RECORDS TO PROCESS below:

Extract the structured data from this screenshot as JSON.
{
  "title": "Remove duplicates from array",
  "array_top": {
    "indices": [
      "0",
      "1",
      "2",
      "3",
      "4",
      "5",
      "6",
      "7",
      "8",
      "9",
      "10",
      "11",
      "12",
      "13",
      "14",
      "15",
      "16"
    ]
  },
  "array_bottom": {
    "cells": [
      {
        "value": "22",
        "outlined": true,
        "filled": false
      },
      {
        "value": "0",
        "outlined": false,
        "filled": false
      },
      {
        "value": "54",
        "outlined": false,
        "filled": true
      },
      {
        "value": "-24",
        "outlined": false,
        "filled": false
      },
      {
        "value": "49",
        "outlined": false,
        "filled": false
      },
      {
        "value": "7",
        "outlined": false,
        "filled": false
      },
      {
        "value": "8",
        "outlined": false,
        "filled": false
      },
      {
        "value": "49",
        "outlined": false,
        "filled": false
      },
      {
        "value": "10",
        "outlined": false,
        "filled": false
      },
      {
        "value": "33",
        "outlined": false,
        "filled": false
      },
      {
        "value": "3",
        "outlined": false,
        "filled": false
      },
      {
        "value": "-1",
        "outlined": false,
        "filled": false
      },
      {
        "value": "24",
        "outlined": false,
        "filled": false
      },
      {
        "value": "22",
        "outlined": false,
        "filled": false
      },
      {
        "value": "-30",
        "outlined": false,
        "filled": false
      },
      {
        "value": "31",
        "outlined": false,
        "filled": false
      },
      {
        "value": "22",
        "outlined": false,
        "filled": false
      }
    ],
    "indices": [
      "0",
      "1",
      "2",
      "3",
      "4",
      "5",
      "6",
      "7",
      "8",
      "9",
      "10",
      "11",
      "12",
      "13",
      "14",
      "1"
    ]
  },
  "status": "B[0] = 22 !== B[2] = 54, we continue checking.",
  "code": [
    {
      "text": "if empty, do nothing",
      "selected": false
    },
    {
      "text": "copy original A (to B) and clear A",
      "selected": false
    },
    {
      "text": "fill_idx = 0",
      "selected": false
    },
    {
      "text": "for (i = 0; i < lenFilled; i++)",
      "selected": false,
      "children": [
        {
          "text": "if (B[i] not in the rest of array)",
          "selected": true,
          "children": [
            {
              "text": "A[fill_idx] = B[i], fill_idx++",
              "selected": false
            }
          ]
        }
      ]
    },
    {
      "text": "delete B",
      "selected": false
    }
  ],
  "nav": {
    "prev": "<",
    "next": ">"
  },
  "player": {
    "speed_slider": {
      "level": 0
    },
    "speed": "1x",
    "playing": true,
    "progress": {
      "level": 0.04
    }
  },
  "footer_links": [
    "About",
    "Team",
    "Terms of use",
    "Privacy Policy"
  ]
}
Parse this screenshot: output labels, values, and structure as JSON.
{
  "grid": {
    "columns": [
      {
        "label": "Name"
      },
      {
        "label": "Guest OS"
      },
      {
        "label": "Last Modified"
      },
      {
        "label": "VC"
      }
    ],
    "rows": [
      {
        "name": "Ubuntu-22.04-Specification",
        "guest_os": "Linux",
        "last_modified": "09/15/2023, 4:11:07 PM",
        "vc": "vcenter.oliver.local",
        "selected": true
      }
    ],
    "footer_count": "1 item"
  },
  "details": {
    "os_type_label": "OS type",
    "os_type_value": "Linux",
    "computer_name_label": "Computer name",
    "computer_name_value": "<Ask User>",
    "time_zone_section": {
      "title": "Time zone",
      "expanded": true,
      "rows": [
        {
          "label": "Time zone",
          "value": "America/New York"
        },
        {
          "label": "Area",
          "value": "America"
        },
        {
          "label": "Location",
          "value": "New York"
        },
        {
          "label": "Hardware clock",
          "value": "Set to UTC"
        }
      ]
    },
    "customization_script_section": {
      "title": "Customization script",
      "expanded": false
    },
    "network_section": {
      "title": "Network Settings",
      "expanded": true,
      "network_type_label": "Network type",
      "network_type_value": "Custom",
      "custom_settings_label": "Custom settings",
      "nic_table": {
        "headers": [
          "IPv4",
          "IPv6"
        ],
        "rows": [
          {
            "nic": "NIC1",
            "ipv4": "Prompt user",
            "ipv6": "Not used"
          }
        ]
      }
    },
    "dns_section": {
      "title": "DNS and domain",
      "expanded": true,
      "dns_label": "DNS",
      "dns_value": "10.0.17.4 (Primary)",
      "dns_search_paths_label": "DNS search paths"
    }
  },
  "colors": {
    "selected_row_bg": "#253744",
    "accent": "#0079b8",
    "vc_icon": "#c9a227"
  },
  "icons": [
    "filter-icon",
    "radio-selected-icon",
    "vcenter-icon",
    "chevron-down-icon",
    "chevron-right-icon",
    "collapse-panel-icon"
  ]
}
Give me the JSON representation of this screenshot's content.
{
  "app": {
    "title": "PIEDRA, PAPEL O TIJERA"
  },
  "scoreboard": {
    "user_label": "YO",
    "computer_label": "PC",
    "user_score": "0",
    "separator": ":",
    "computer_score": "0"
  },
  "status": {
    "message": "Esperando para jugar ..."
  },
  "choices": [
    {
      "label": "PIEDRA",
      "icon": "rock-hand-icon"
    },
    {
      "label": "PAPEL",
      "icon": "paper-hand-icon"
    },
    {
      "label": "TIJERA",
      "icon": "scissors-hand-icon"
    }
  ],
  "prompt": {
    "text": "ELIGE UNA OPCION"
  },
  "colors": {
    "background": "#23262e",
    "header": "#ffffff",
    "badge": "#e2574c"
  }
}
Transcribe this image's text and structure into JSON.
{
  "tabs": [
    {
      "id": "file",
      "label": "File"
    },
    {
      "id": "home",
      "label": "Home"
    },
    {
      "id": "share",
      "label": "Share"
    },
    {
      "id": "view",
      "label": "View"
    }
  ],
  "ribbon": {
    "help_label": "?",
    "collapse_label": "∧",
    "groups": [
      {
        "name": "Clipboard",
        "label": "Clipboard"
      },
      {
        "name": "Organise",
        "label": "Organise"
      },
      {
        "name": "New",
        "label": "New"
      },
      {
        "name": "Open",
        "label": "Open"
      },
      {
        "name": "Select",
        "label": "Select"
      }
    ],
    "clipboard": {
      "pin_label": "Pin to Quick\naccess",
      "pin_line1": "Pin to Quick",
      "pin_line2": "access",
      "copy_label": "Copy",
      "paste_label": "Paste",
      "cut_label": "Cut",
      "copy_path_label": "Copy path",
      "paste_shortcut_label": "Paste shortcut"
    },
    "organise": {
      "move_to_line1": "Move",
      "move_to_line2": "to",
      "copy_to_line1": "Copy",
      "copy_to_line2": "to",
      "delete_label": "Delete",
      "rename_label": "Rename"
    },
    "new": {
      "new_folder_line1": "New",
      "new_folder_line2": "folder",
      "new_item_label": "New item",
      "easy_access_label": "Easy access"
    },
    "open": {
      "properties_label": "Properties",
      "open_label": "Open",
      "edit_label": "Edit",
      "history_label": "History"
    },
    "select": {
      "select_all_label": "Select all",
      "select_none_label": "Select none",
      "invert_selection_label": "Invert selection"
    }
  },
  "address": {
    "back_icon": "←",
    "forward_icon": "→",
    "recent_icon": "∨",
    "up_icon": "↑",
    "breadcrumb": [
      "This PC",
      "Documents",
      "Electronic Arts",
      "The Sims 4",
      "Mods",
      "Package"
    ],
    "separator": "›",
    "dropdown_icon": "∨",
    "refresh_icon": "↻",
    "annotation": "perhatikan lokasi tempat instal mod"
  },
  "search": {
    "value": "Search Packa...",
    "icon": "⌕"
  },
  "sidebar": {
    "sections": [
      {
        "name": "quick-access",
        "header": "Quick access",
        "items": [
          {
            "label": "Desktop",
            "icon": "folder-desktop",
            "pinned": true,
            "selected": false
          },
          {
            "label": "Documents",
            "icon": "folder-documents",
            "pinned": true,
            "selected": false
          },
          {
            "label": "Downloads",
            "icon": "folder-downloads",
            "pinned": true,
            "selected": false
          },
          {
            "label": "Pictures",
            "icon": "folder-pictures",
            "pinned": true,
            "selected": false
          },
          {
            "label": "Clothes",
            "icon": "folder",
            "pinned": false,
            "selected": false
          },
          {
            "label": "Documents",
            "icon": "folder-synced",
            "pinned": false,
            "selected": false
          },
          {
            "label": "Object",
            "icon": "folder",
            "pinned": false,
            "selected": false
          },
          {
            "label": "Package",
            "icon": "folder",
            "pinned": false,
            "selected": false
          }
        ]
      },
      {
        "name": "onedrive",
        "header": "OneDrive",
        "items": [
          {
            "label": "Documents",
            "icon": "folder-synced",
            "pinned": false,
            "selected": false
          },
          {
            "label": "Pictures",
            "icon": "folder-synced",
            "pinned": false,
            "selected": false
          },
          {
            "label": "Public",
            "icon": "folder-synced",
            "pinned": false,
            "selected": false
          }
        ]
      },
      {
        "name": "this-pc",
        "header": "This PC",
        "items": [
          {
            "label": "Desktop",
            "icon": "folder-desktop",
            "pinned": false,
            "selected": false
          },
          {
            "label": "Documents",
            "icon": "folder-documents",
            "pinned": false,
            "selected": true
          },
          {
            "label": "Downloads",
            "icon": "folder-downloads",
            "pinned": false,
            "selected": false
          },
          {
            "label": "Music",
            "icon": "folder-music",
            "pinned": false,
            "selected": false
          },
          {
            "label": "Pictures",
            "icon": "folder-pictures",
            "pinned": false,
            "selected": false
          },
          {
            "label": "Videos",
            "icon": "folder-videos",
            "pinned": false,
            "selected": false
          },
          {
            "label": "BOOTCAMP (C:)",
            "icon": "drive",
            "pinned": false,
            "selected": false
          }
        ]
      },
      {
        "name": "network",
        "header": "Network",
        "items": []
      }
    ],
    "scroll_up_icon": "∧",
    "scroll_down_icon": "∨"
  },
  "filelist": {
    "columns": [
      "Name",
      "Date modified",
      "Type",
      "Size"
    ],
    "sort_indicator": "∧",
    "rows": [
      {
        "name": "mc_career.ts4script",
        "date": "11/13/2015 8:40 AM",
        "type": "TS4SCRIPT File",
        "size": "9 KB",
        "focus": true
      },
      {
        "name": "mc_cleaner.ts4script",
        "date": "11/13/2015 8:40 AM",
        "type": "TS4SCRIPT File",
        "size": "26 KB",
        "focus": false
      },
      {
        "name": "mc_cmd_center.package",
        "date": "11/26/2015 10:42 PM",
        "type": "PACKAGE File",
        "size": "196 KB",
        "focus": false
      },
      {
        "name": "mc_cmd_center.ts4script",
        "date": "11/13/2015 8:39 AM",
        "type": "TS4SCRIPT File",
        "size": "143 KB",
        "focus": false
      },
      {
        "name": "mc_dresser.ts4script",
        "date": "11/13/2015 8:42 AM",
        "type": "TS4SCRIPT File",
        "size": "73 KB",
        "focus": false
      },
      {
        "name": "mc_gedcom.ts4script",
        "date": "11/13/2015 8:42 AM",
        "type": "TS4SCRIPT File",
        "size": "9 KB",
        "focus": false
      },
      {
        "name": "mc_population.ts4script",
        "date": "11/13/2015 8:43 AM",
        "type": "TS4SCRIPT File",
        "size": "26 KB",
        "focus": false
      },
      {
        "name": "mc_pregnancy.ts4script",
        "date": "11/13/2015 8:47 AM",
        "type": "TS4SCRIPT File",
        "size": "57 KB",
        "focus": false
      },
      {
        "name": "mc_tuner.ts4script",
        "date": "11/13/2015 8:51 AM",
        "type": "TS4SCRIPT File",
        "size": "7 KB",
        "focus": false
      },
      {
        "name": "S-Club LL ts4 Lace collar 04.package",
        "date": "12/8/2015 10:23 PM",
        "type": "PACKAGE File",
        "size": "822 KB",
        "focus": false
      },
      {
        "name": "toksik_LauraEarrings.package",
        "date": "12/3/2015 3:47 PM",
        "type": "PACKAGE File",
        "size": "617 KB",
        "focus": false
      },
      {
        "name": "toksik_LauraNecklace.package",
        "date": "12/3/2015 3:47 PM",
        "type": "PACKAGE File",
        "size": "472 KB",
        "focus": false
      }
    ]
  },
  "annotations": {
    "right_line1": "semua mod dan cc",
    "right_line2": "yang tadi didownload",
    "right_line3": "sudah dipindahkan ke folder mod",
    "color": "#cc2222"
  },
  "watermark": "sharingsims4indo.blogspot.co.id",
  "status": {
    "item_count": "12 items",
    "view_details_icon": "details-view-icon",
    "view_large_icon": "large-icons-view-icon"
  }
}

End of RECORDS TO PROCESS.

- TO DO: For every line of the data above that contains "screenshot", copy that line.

- RESPONSE AREA:
Extract the structured data from this screenshot as JSON.
Parse this screenshot: output labels, values, and structure as JSON.
Give me the JSON representation of this screenshot's content.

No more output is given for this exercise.